The term “stranger danger” was coined as a warning to children: beware the unknown adult, proceed with caution and be very careful what personal information you reveal. The question is, do adults take their own advice? Perhaps most would be more guarded and make sure they know who they are dealing with before revealing too much about themselves. But our relationship with “strangers” has been evolving and social media has torn down some of the barriers that used to protect us.
Now a relative stranger could be a Facebook “friend” and evidence shows that sexual predators are using this to their advantage. How we transition from stranger to non-stranger relationships is a relatively unexplored strand in research, with little recognition paid to the fact that the internet has completely transformed our level of engagement with strangers.
At the same time other studies are showing how the rate of reporting sexual offences to conviction is low. A report by Her Majesty’s Inspectorate of Constabulary (HMIC) concluded that 1 in 4 sexual offences should have been recorded as crimes but were not. Reasons cited for this were mainly centred on poor processes for recording the crimes and transferring them on to national recording systems.
Regardless of these issues, the reporting of sexual offences is on the rise, with this attributed to increased reporting of sexual offences and apparent improved investigative responses. In the year ending March 2015, the Office of National Statistics recorded the highest figure for sexual offences since recording began in 2002, up 37% increase on the previous year. For female victims of serious sexual assaults, 16% were recorded as “stranger relationships”. Other categories included partner/ex-partner (47%) other known (33%) and family member (4%).
What is a ‘stranger’?

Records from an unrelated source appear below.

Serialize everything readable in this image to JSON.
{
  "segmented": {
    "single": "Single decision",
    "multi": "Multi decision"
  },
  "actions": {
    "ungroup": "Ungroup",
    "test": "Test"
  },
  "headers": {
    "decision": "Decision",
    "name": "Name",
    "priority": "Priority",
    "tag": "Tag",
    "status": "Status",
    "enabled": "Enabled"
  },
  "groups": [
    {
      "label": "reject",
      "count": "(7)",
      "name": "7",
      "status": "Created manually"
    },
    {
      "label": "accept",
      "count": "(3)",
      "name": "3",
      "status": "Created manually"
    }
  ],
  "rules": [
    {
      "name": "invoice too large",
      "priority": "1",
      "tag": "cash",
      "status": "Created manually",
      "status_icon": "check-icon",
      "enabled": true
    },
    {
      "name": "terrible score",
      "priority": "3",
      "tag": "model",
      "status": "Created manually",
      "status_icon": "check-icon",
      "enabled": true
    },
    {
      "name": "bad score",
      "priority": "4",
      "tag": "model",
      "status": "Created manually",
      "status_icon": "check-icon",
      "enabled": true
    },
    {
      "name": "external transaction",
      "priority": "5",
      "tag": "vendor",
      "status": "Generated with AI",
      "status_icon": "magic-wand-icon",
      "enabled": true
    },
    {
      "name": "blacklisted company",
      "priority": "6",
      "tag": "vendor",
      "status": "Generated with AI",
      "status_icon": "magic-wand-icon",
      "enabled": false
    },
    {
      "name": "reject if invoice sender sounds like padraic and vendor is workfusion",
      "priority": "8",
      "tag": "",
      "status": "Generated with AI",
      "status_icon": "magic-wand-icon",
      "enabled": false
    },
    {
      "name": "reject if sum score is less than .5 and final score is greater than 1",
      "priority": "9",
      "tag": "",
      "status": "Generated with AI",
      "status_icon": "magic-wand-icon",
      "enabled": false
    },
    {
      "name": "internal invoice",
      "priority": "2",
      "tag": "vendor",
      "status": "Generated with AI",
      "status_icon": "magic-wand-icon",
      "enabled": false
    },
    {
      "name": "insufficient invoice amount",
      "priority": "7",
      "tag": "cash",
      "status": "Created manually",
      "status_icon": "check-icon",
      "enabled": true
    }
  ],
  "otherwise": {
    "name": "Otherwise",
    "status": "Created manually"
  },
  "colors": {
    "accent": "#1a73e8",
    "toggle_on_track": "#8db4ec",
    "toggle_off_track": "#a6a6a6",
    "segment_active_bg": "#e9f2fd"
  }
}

What is our understanding of how stranger rapes occur? Do we believe this happens within a dark alleyway, involving victims randomly chosen by someone they have never interacted with? Given that most of these attacks are perpetrated by people the victims know – as opposed to the dangerous “stranger” – do these statistics allow us to feel safe within our online social interactions? Herein lies the problem: people we know. At what point would we say we actually know someone in the online and interconnected society of today?
One in three relationships now start online. The change in how people communicate in their day-to-day lives has impacted on the “modus operandi” of sexual offenders. The online environment has evolved a “new type of sexual offender”. Police forces have recorded a six-fold increase in the number of “internet-facilitated” sexual offences between 2009 and 2014.
The vast amount of dating and social networking sites easily accessed through smartphones has resulted in the normalisation of providing personal information to strangers. Even Snapchat now allows users to share their exact location. People are able to see your every move from your home location, work, school or college.
Snapchat states that their default setting is “off” for location-sharing and users must activate it. They claim that locations can only be shared with your friends list. Given our friendship circles are continually changing and our friends lists are likely to contain people we have never met, how practical is this safety feature?
Are you being groomed?
Grooming techniques are individually tailored to meet victims’ expectations. From child sexual grooming research, we know that trust is key in developing relationships online, with boundaries slowly broken down before introducing sexualised conversations. In cases initiated through online dating that resulted in sexual assaults, sexual communication was reported in over 50% of cases prior to meeting, with online contact to first meeting occurring within a week for 43% of cases . The frequency and intensity of interactions allows victims to feel comfortable and shifts the perception of the relationship from stranger to non-stranger quicker than offline encounters.
National Crime Agency evidence reveals 72% of internet-facilitated sexual assaults took place in the victim’s home. Exploration of attack locations of 459 internet-facilitated rapists showed more than half occurred within a 1.6km radius of the offenders’ home. This differs from previous findings where offenders travelled further to their assault location in a bid to reduce the risk of identification. Is this due to an expedited transition from stranger to non-stranger, where the regular dating precautions are dismissed, with victims meeting their victims sooner and in unsafe locations?
New offenders, new crimes
Recent research exploring sexual offending within the UK appears to back this up, concluding that the typical offender profile and crime scene behaviours have changed. Stranger rapists are appearing to be less “criminogenic” – in other words, they have fewer criminal convictions. And those with previous convictions are now likely to be for more low-level offences. This new type of sex offender is also taking fewer precautions and less likely to use forced entry or violence in their sexual attacks.
The same techniques used by online sexual offenders are being employed by so-called “romance fraudsters” targeting dating websites with the intention of extracting money from victims. Around £34.4m from over 3,100 victims was recorded regarding romance fraud last year.
More needs to be done to increase the understanding of the term “stranger” and how this is defined within criminal justice agencies. More importantly society as a whole needs to start getting to grips with the term. Our interactions online are now embedded at such a young age. They have allowed us to become comfortable in revealing personal information and speeding up the relationship process at a dangerous pace.
So before engaging with new “friends” online ask yourself: is this person really a stranger? Have you transitioned them to “non-stranger” status too quickly? Are you really being safe online?
Author Bios: Michelle McManus is a Senior Lecturer in Policing, Forensic and Applied Sciences at the University of Central Lancashire and Louise Almond is a Senior lecturer in Investigative and Forensic Psychology at the University of Liverpool